Posted by   Tsvetanmail (Unregistered)   on   13:05 06.02.2008

So this is why we can't have nice things...

Posted by   niki.valchanov   on   13:06 06.02.2008

Cool Stilgar ... keep'em comming
Ще чакам новите статии с нетърпение ;)

Posted by   ___XXX_X_XXX___   on   17:28 06.02.2008

Жалко че няма E#, щеше да ти отива на:
private string mring;


Posted by   ___XXX_X_XXX___   on   17:31 06.02.2008

WTF is E# ?

Posted by   ___XXX_X_XXX___ (Unregistered)   on   18:09 06.02.2008

Преди малко се регистрирах, но си забравих паролата.
WTF is "парола" ?

Posted by   ___XXX_X_XXX___   on   18:13 06.02.2008

Сега пък не мога да си сменя паролата... Copy/Paste на генерираната в полето за логване - логвам се, Copy/Paste на генерираната в полето "Current password" при промяна - "Incorrect current password"...
WTF is "password" ?

Posted by   Stilgar   on   18:27 06.02.2008

Kleveta! Vsichko si raboti.

Posted by   AdolfPresley   on   19:35 06.02.2008

Без да съм чел целия пост, мога да заявя, че е 100% копи-пействан отнякъде. А дори и да греша, то той е пълна глупост и не си струва да бъде четен.
При всички положения, обаче, авторът му трябва да бъде порицан и обруган. Срамота е!

Posted by   Asmodeus (Unregistered)   on   20:09 06.02.2008

Кода предвиден ли е да работи на двуядрената ОС?

Posted by   Stilgar   on   20:12 06.02.2008

Da no shte raboti samo ako ednoto iadro e linux drugoto windows

Posted by   AdolfPresley   on   20:40 06.02.2008

Свързах се с хостинга, понеже се оказа, че Stilgar е нарушил едновременно Creative Commons и GPL лицензите. Очаквайте до утре този отвратителен сайт да бъде свален.
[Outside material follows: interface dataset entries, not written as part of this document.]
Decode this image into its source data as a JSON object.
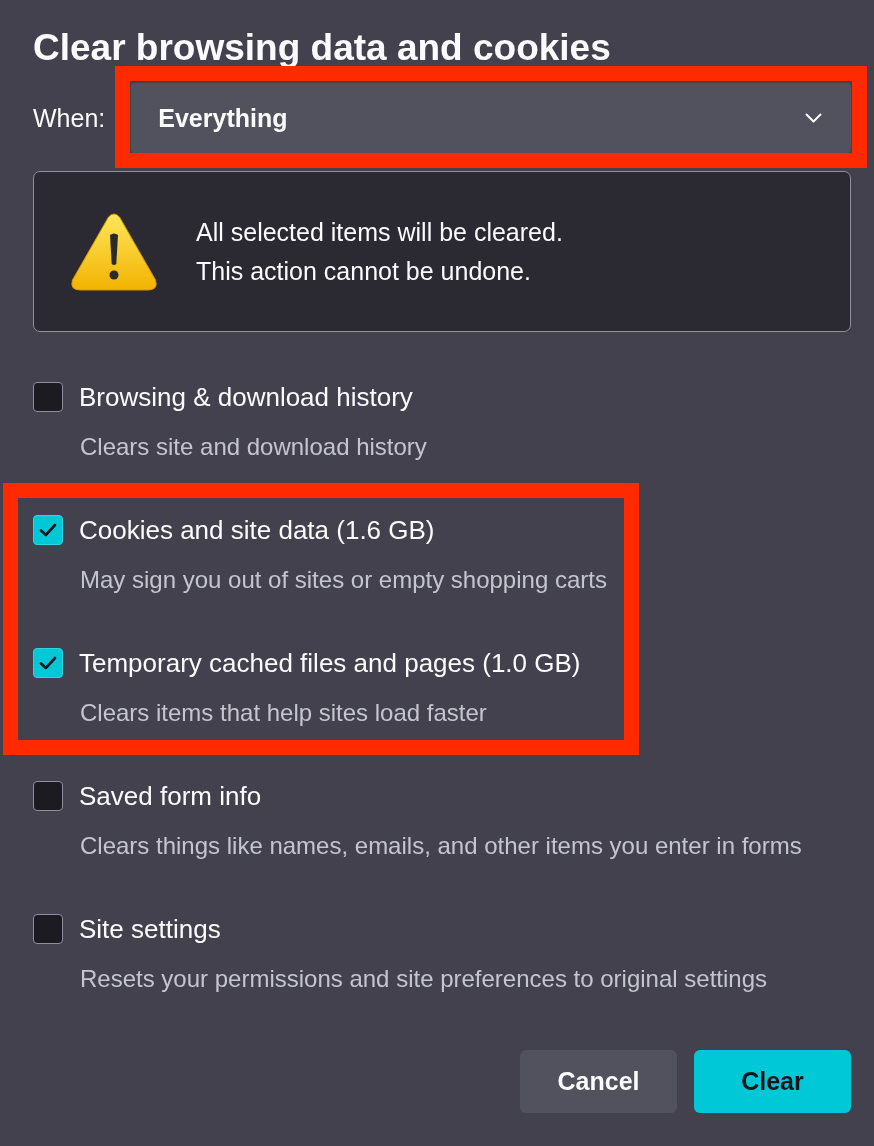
{
  "dialog": {
    "title": "Clear browsing data and cookies"
  },
  "when": {
    "label": "When:",
    "value": "Everything",
    "highlighted": true
  },
  "warning": {
    "lines": [
      "All selected items will be cleared.",
      "This action cannot be undone."
    ]
  },
  "options": [
    {
      "label": "Browsing & download history",
      "description": "Clears site and download history",
      "checked": false,
      "highlighted": false
    },
    {
      "label": "Cookies and site data (1.6 GB)",
      "description": "May sign you out of sites or empty shopping carts",
      "checked": true,
      "highlighted": true
    },
    {
      "label": "Temporary cached files and pages (1.0 GB)",
      "description": "Clears items that help sites load faster",
      "checked": true,
      "highlighted": true
    },
    {
      "label": "Saved form info",
      "description": "Clears things like names, emails, and other items you enter in forms",
      "checked": false,
      "highlighted": false
    },
    {
      "label": "Site settings",
      "description": "Resets your permissions and site preferences to original settings",
      "checked": false,
      "highlighted": false
    }
  ],
  "buttons": [
    {
      "label": "Cancel",
      "kind": "secondary"
    },
    {
      "label": "Clear",
      "kind": "primary"
    }
  ]
}
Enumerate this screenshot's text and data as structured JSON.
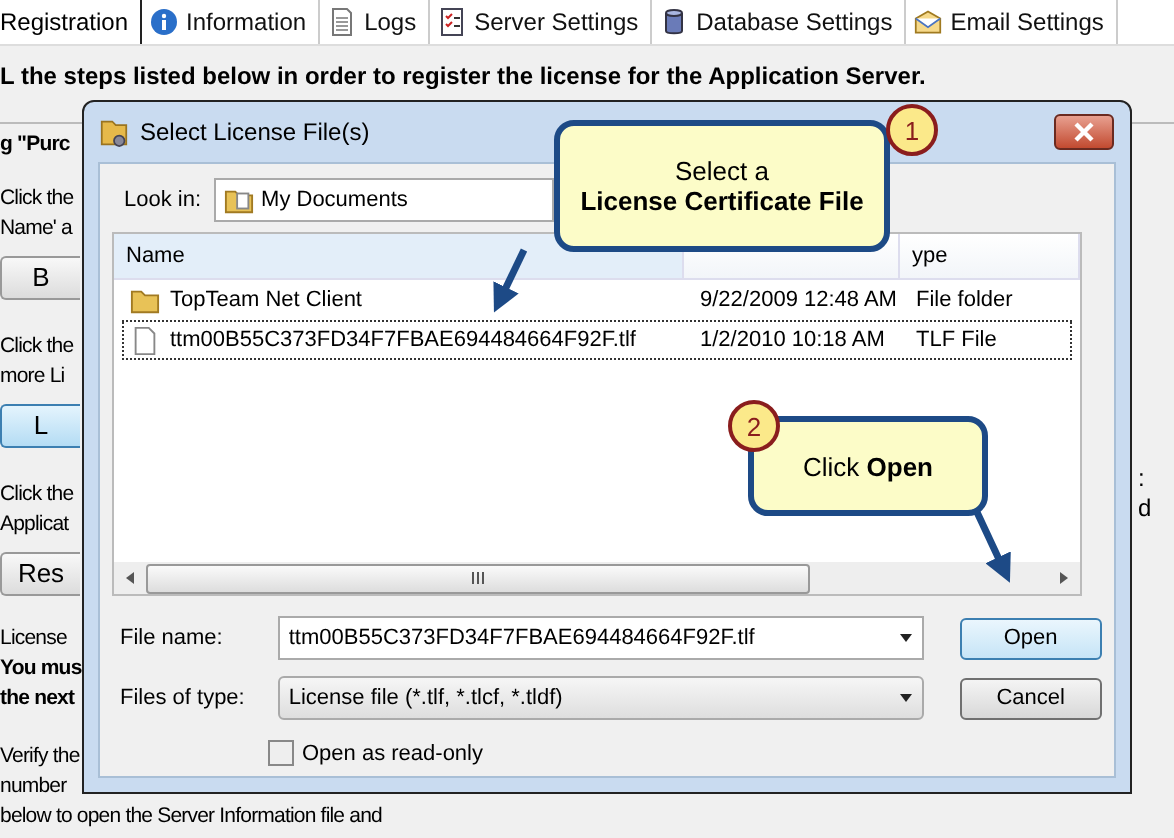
{
  "tabs": [
    {
      "label": "Registration",
      "selected": true
    },
    {
      "label": "Information",
      "selected": false
    },
    {
      "label": "Logs",
      "selected": false
    },
    {
      "label": "Server Settings",
      "selected": false
    },
    {
      "label": "Database Settings",
      "selected": false
    },
    {
      "label": "Email Settings",
      "selected": false
    }
  ],
  "instruction": "L the steps listed below in order to register the license for the Application Server.",
  "sections": [
    {
      "lines": [
        {
          "text": "g \"Purc",
          "bold": true
        }
      ]
    },
    {
      "lines": [
        {
          "text": "Click the",
          "bold": false
        },
        {
          "text": "Name' a",
          "bold": false
        }
      ],
      "button": {
        "label": "B",
        "highlighted": false
      }
    },
    {
      "lines": [
        {
          "text": "Click the",
          "bold": false
        },
        {
          "text": "more Li",
          "bold": false
        }
      ],
      "button": {
        "label": "L",
        "highlighted": true
      }
    },
    {
      "lines": [
        {
          "text": "Click the",
          "bold": false
        },
        {
          "text": "Applicat",
          "bold": false
        }
      ],
      "button": {
        "label": "Res",
        "highlighted": false
      }
    },
    {
      "lines": [
        {
          "text": "License",
          "bold": false
        },
        {
          "text": "You mus",
          "bold": true
        },
        {
          "text": "the next",
          "bold": true
        }
      ]
    },
    {
      "lines": [
        {
          "text": "Verify the",
          "bold": false
        },
        {
          "text": "number",
          "bold": false
        },
        {
          "text": "below to open the Server Information file and",
          "bold": false
        }
      ]
    }
  ],
  "right_fragments": [
    ":",
    "d"
  ],
  "dialog": {
    "title": "Select License File(s)",
    "look_in_label": "Look in:",
    "look_in_value": "My Documents",
    "columns": [
      "Name",
      "ype"
    ],
    "rows": [
      {
        "kind": "folder",
        "name": "TopTeam Net Client",
        "date": "9/22/2009 12:48 AM",
        "type": "File folder",
        "focused": false
      },
      {
        "kind": "file",
        "name": "ttm00B55C373FD34F7FBAE694484664F92F.tlf",
        "date": "1/2/2010 10:18 AM",
        "type": "TLF File",
        "focused": true
      }
    ],
    "file_name_label": "File name:",
    "file_name_value": "ttm00B55C373FD34F7FBAE694484664F92F.tlf",
    "files_of_type_label": "Files of type:",
    "files_of_type_value": "License file (*.tlf, *.tlcf, *.tldf)",
    "read_only": {
      "label": "Open as read-only",
      "checked": false
    },
    "buttons": [
      {
        "label": "Open",
        "default": true
      },
      {
        "label": "Cancel",
        "default": false
      }
    ]
  },
  "callouts": [
    {
      "number": "1",
      "text": "Select a **License Certificate File**"
    },
    {
      "number": "2",
      "text": "Click **Open**"
    }
  ]
}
Та дизайнът му дори не е по законите на Интернет маркетинга!

Posted by   Stilgar   on   20:44 06.02.2008

Iavno accessors idvat ot niakuv GPL kod i vseki kod koito gi polzva triabva da e pod GPL :(
Property-tata da ne sa patentovani ot MS?

Posted by   ___XXX_X_XXX___   on   20:54 06.02.2008

Предлагам да го линчуваме чрез DDoS ! Как така няма да се придържа към законите на Интернет маркетинга бе ? Аааамаха !

Posted by   ___XXX_X_XXX___   on   20:59 06.02.2008

WTF is "Интернет маркетинг" ?

Posted by   Stilgar   on   22:16 06.02.2008

Iavno oznachava da ima mnogo falsh, ajax, kartinki i zvuk

Posted by   .Stilgar   on   00:09 07.02.2008

Dobre de priznavam si - saita mi e skapan. Tazi vecher shte porabotia vurhu embeddvane na kartinki i video

Posted by   Guest (Unregistered)   on   01:47 07.02.2008

sloji edin anchor kato clickash page 2 na comments be

Posted by   Stilgar   on   03:01 07.02.2008

Sega shte si probvam iakia feature "deactivate user" za tozi .Stilgar
a ti iskash li da slojish anchor-a?
nali vsichko e Open Source?:)

Posted by   ___XXX_X_XXX___ (Unregistered)   on   13:32 07.02.2008

С "Page" параметъра не можеш да счупиш страницата, пък с NewsItemID можеш...
http://sietch.net/ViewNewsItem.aspx?NewsItemID=3,14&Page=2 - чупи
http://sietch.net/ViewNewsItem.aspx?NewsItemID=3&Page=2,71 - не чупи
Явно си послушал батко си да си проверяваш входа, ама наполовина :)

Posted by   Stilgar   on   14:26 07.02.2008

Ne sum poslushal batko si prosto v MS im plashtat dostatuchno za da si proveriavat parametrite. A moite neshta... za bez pari tolkova. Svali si source-a i gi opravi. Taka pravim nie ot Open Source community-to vmesto da mrunkame:)

First Previous 1 2 Next Last 

Post as:

Post a comment: